  • Lastly, we must lead with what God has given us.All of us struggle to find our way, to find our courage. All of us were given a specific purpose and sometimes it is hard to find that purpose. Whatever it is, God equips us with the necessary tools to get the job done.

What do you need to be courageous about this week?

***I am a Christian and a follower of Jesus, but I am in no ways an expert. I am always happy to discuss my faith with anyone who wants to have a genuine conversation, but I will never respond to hateful comments.***

Blogmas 2017, Blogs / Life

Blogmas: More Than a Manger

Starting the month of December, Sandals church is going back to the beginning, not only back to the beginning of Christmas, but to the beginning of all time.

I am not a certified pastor, but I am a follower of Christ and would love to share with you some of the amazing things that I heard in the last message.

Matthew 2:1-3, “Jesus was born in Bethlehem in Judea, during the reign of King Herod. About that time some wise men from eastern lands arrived in Jerusalem, asking, “Where is the newborn king of the Jews? We saw his star as it rose, and we have come to worship him.” King Herod was deeply disturbed when he heard this, as was everyone in Jerusalem.” 

Around the holidays, there is inevitable controversy about one thing or another: starbucks cups, santa claus, Jesus Christ, the actual date of Jesus’s birth, etc., etc., etc. This is nothing new.

Christmas has always been controversial. – Pastor Matthew Brown

One of the greatest controversies perhaps is concerning Jesus Christ himself. Jesus Christ is more than just a baby in a manger, in fact, his life did not start in that manger. Long before that manger, Jesus existed as the Word.

I John 1:1-5, “In the beginning the Word (Jesus) already existed. The Word (Jesus) was with God, and the Word (Jesus) was God. He existed in the beginning with God. God created everything through him, and nothing was created except through him (Jesus). The Word (Jesus) gave life to everything that was created, and his life (Jesus’s life) brought light to everyone. The light shines in the darkness, and the darkness can never extinguish it.” 

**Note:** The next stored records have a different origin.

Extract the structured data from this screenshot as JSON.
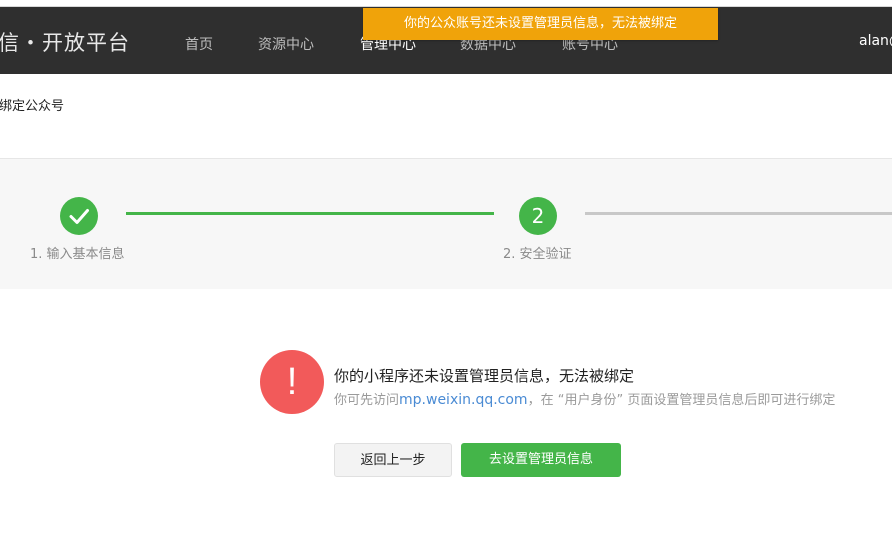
{
  "toast": {
    "message": "你的公众账号还未设置管理员信息，无法被绑定"
  },
  "header": {
    "brand": "信・开放平台",
    "nav": [
      {
        "label": "首页"
      },
      {
        "label": "资源中心"
      },
      {
        "label": "管理中心"
      },
      {
        "label": "数据中心"
      },
      {
        "label": "账号中心"
      }
    ],
    "user": "alan@"
  },
  "breadcrumb": "绑定公众号",
  "steps": [
    {
      "label": "1. 输入基本信息",
      "icon": "check-icon",
      "state": "done"
    },
    {
      "label": "2. 安全验证",
      "number": "2",
      "state": "current"
    }
  ],
  "alert": {
    "icon": "exclamation-icon",
    "title": "你的小程序还未设置管理员信息，无法被绑定",
    "desc_prefix": "你可先访问",
    "desc_link": "mp.weixin.qq.com",
    "desc_suffix": "，在 “用户身份” 页面设置管理员信息后即可进行绑定"
  },
  "buttons": {
    "back": "返回上一步",
    "primary": "去设置管理员信息"
  },
  "colors": {
    "nav_bg": "#2f2f2f",
    "toast_bg": "#f0a30a",
    "accent_green": "#44b549",
    "alert_red": "#f25a5a",
    "link_blue": "#4a8bd4",
    "pending_line": "#c8c8c8"
  }
}
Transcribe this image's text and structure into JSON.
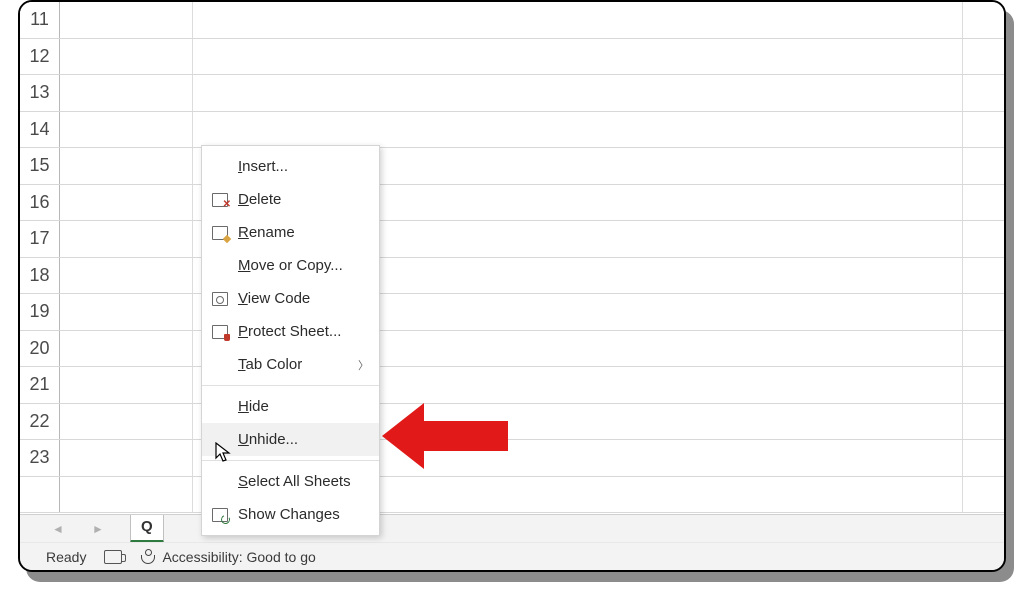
{
  "rows": [
    "11",
    "12",
    "13",
    "14",
    "15",
    "16",
    "17",
    "18",
    "19",
    "20",
    "21",
    "22",
    "23"
  ],
  "sheet_tab": "Q",
  "status": {
    "ready": "Ready",
    "accessibility": "Accessibility: Good to go"
  },
  "menu": {
    "insert": "nsert...",
    "delete": "elete",
    "rename": "ename",
    "move": "ove or Copy...",
    "view_code": "iew Code",
    "protect": "rotect Sheet...",
    "tab_color": "ab Color",
    "hide": "ide",
    "unhide": "nhide...",
    "select_all": "elect All Sheets",
    "show_changes": "Show Changes"
  },
  "underlines": {
    "insert": "I",
    "delete": "D",
    "rename": "R",
    "move": "M",
    "view_code": "V",
    "protect": "P",
    "tab_color": "T",
    "hide": "H",
    "unhide": "U",
    "select_all": "S"
  }
}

Indeed, Jesus did not come into existence, instead He existed with God in the very beginning of God. Jesus is the guiding force behind all creation.

  • The book of Matthew starts the story by tracing Jesus’s lineage back to Abraham (the father of Judaism)
  • The book of Luke starts the story of Jesus by tracing his lineage to Adam (the father of mankind)
  • The book of John starts the story of Jesus by going back to the Beginning – Jesus has always existed

“In the beginning the Word (Jesus) already existed.” John 1:1.

700 years previously, the prophet Micah shared God’s words, “But as for you, Bethlehem . . . Too little to be among the clans of Judah, from you One will go forth for Me to be ruler in Israel. His goings forth are from long ago, from the days of eternity.” Micah 5:2

Jesus, having always existed, humbled himself and reduced himself to a human baby born in an unknown town. Christmas may cost you money, it may cost you time, but for God, it cost him everything to send his son to live among us and to share his good news.

To Watch this Excellent Message for Yourself, please click here

You can attend online like me!

FullSizeR

Just included this song because I love it

“. . . Now I’m not one to second guess
What angels have to say
But this is such a strange way to save the
World

To think of how it could have been
If Jesus had come as He deserved
There would have been no Bethlehem
No lowly shepherds at His birth . . .”